Figure 1. Steel wheel roller drum inside the unsupported edge of the pavement lane can force the mix wider, create a crack or a dip at the unsupported edge of the lane.
Figure 1. Steel wheel roller drum inside the unsupported edge of the pavement lane can force the mix wider, create a crack or a dip at the unsupported edge of the lane.

The first step in proper construction of longitudinal joints in asphalt paving is compaction of the unsupported edge of the first lane of paving. When the hot mix asphalt is placed by the paver it will have an unsupported edge that will have a slope. This slope will usually be about 60 degrees but that depends on the type of end or edge plate on the paver screed. Due to its shape and position this wedge does not receive the same amount of compaction as the flat part of the mat.

Whether constructing an asphalt pavement parking lot, road or even a driveway, it’s essential to properly compact each unsupported edge without shoving the mix sideways. That means a pneumatic (rubber-tire) roller should not be used to compact the edge at this stage. However, a steel wheel roller in vibratory mode can be used effectively.

There are three possible options for the steel wheel roller:

  1. 6 in. inside the edge
  2. Directly on top of the edge
  3. Hanging 6 in. over the edge

The key is to not be in positions #1 or #2 because using a roller in those positions tends to push the mix sideways – transversely – and you don’t get the compaction you should when you the mix is moving sideways. The best position is #3 where you are “compacting” 6 in. of air.

Roller manufacturers’ diagrams of how their rollers work often have arrows showing the compactive force in the middle of the drum heading straight down -- but the force at the edge of the drum goes both down and sideways. It’s called “shear loading” at the edge of the drum and it causes the mix to push sideways (see diagram).

If the edge of the steel wheel roller drum is inside the unsupported edge of the pavement lane (Figure 1), several problems might occur.

First, the mix has a tendency to widen out – to move in a transverse direction.  This is due to the shear loading on the mix at the edge of the steel drum. How much the material moves depends on the properties of the asphalt concrete mixture – a tender mix will shove or move more than will a stiff mixture. 

Second, a crack will typically form at the edge of the drum. This crack is caused by the sideways movement of the mix. Also, in some cases the movement of the mix can create a dip at the unsupported edge of the lane, making it much more difficult to match the joint when the second lane is placed. Placing the edge of the roller drum inside the edge of the lane is not good practice.

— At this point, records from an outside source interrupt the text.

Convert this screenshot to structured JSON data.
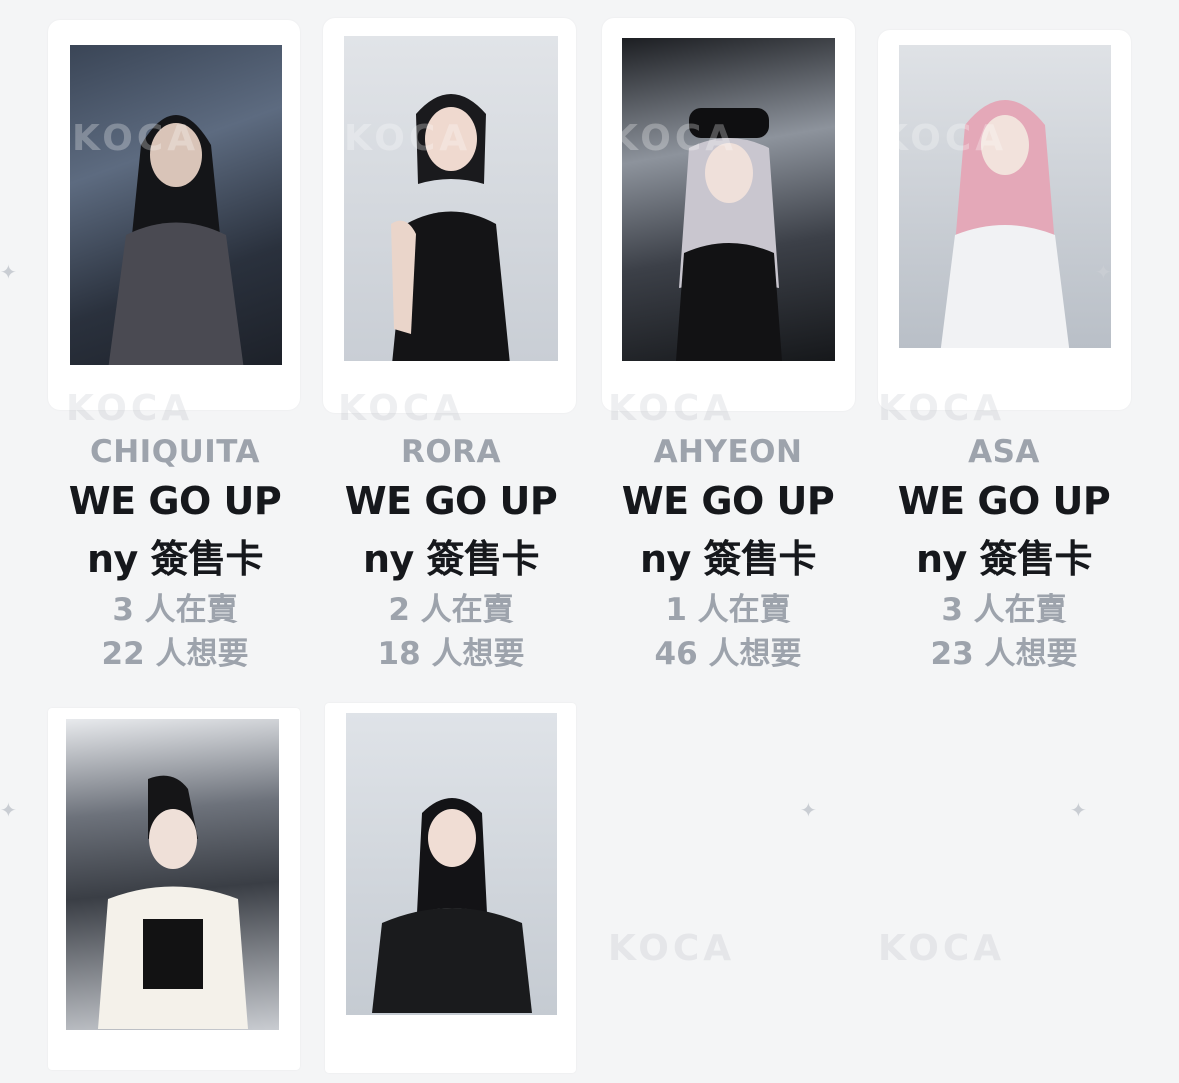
{
  "watermark": "KOCA",
  "cards": [
    {
      "name": "CHIQUITA",
      "title_line1": "WE GO UP",
      "title_line2": "ny 簽售卡",
      "selling": "3 人在賣",
      "wanting": "22 人想要"
    },
    {
      "name": "RORA",
      "title_line1": "WE GO UP",
      "title_line2": "ny 簽售卡",
      "selling": "2 人在賣",
      "wanting": "18 人想要"
    },
    {
      "name": "AHYEON",
      "title_line1": "WE GO UP",
      "title_line2": "ny 簽售卡",
      "selling": "1 人在賣",
      "wanting": "46 人想要"
    },
    {
      "name": "ASA",
      "title_line1": "WE GO UP",
      "title_line2": "ny 簽售卡",
      "selling": "3 人在賣",
      "wanting": "23 人想要"
    }
  ],
  "colors": {
    "background": "#f4f5f6",
    "card": "#ffffff",
    "title": "#16181c",
    "muted": "#9da3ac"
  }
}
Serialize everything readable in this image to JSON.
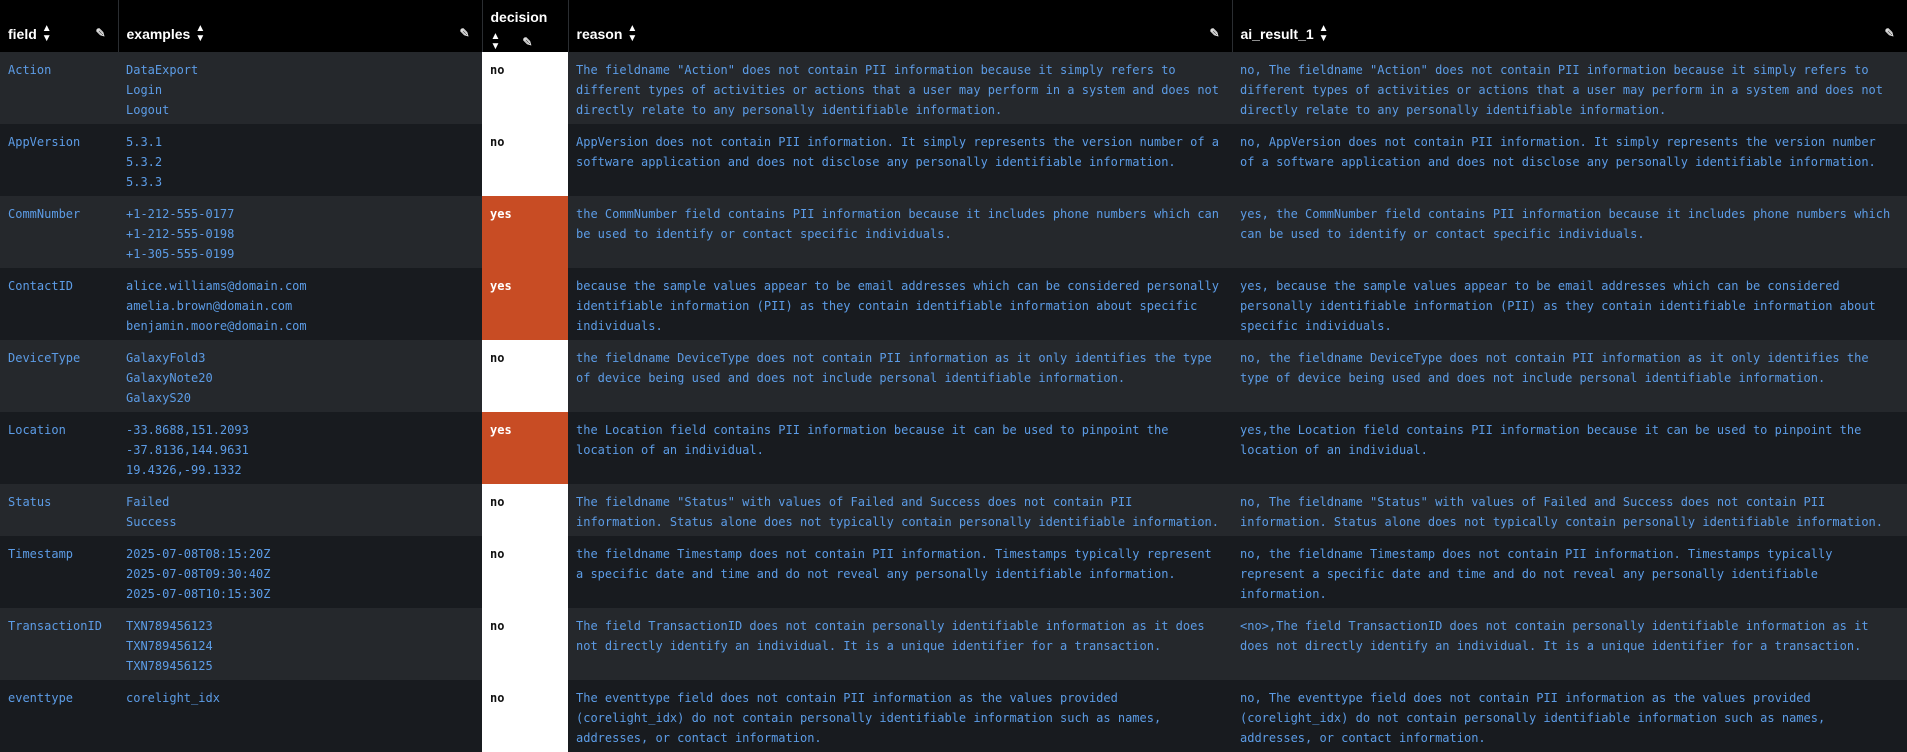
{
  "columns": {
    "field": "field",
    "examples": "examples",
    "decision": "decision",
    "reason": "reason",
    "ai_result": "ai_result_1"
  },
  "rows": [
    {
      "field": "Action",
      "examples": [
        "DataExport",
        "Login",
        "Logout"
      ],
      "decision": "no",
      "reason": "The fieldname \"Action\" does not contain PII information because it simply refers to different types of activities or actions that a user may perform in a system and does not directly relate to any personally identifiable information.",
      "ai_result": "no, The fieldname \"Action\" does not contain PII information because it simply refers to different types of activities or actions that a user may perform in a system and does not directly relate to any personally identifiable information."
    },
    {
      "field": "AppVersion",
      "examples": [
        "5.3.1",
        "5.3.2",
        "5.3.3"
      ],
      "decision": "no",
      "reason": "AppVersion does not contain PII information. It simply represents the version number of a software application and does not disclose any personally identifiable information.",
      "ai_result": "no, AppVersion does not contain PII information. It simply represents the version number of a software application and does not disclose any personally identifiable information."
    },
    {
      "field": "CommNumber",
      "examples": [
        "+1-212-555-0177",
        "+1-212-555-0198",
        "+1-305-555-0199"
      ],
      "decision": "yes",
      "reason": "the CommNumber field contains PII information because it includes phone numbers which can be used to identify or contact specific individuals.",
      "ai_result": "yes, the CommNumber field contains PII information because it includes phone numbers which can be used to identify or contact specific individuals."
    },
    {
      "field": "ContactID",
      "examples": [
        "alice.williams@domain.com",
        "amelia.brown@domain.com",
        "benjamin.moore@domain.com"
      ],
      "decision": "yes",
      "reason": "because the sample values appear to be email addresses which can be considered personally identifiable information (PII) as they contain identifiable information about specific individuals.",
      "ai_result": "yes, because the sample values appear to be email addresses which can be considered personally identifiable information (PII) as they contain identifiable information about specific individuals."
    },
    {
      "field": "DeviceType",
      "examples": [
        "GalaxyFold3",
        "GalaxyNote20",
        "GalaxyS20"
      ],
      "decision": "no",
      "reason": "the fieldname DeviceType does not contain PII information as it only identifies the type of device being used and does not include personal identifiable information.",
      "ai_result": "no, the fieldname DeviceType does not contain PII information as it only identifies the type of device being used and does not include personal identifiable information."
    },
    {
      "field": "Location",
      "examples": [
        "-33.8688,151.2093",
        "-37.8136,144.9631",
        "19.4326,-99.1332"
      ],
      "decision": "yes",
      "reason": "the Location field contains PII information because it can be used to pinpoint the location of an individual.",
      "ai_result": "yes,the Location field contains PII information because it can be used to pinpoint the location of an individual."
    },
    {
      "field": "Status",
      "examples": [
        "Failed",
        "Success"
      ],
      "decision": "no",
      "reason": "The fieldname \"Status\" with values of Failed and Success does not contain PII information. Status alone does not typically contain personally identifiable information.",
      "ai_result": "no, The fieldname \"Status\" with values of Failed and Success does not contain PII information. Status alone does not typically contain personally identifiable information."
    },
    {
      "field": "Timestamp",
      "examples": [
        "2025-07-08T08:15:20Z",
        "2025-07-08T09:30:40Z",
        "2025-07-08T10:15:30Z"
      ],
      "decision": "no",
      "reason": "the fieldname Timestamp does not contain PII information. Timestamps typically represent a specific date and time and do not reveal any personally identifiable information.",
      "ai_result": "no, the fieldname Timestamp does not contain PII information. Timestamps typically represent a specific date and time and do not reveal any personally identifiable information."
    },
    {
      "field": "TransactionID",
      "examples": [
        "TXN789456123",
        "TXN789456124",
        "TXN789456125"
      ],
      "decision": "no",
      "reason": "The field TransactionID does not contain personally identifiable information as it does not directly identify an individual. It is a unique identifier for a transaction.",
      "ai_result": "<no>,The field TransactionID does not contain personally identifiable information as it does not directly identify an individual. It is a unique identifier for a transaction."
    },
    {
      "field": "eventtype",
      "examples": [
        "corelight_idx"
      ],
      "decision": "no",
      "reason": "The eventtype field does not contain PII information as the values provided (corelight_idx) do not contain personally identifiable information such as names, addresses, or contact information.",
      "ai_result": "no, The eventtype field does not contain PII information as the values provided (corelight_idx) do not contain personally identifiable information such as names, addresses, or contact information."
    }
  ],
  "icons": {
    "sort": "sort-icon",
    "edit": "pencil-icon"
  },
  "colors": {
    "header_bg": "#000000",
    "row_odd": "#25282c",
    "row_even": "#181b1f",
    "text_link": "#5c9ce6",
    "yes_bg": "#c84c24",
    "no_bg": "#ffffff"
  }
}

Placing the edge of the steel drum directly over the unsupported edge of the lane (Figure 2), also is not a good practice because the mix at the unsupported edge will still move sideways under the force of the roller.  Although the mix will widen out, no crack will form because the edge of the drum is right at the edge of the lane. But because of the transverse movement of the mix the opportunity to obtain density at the unsupported edge is not possible when the roller is in this position.

The proper location for the edge of the steel drum is positioning the roller drum so it extends 6 in. over the unsupported edge (Figure 3). In this case, there will be no transverse movement of the mix because there is no shear loading at the edge of the steel drum. And because the mix does not move transversely, no crack is formed. Density is achieved because the edge of the steel drum is compacting air instead of shoving the mix sideways.   

Latest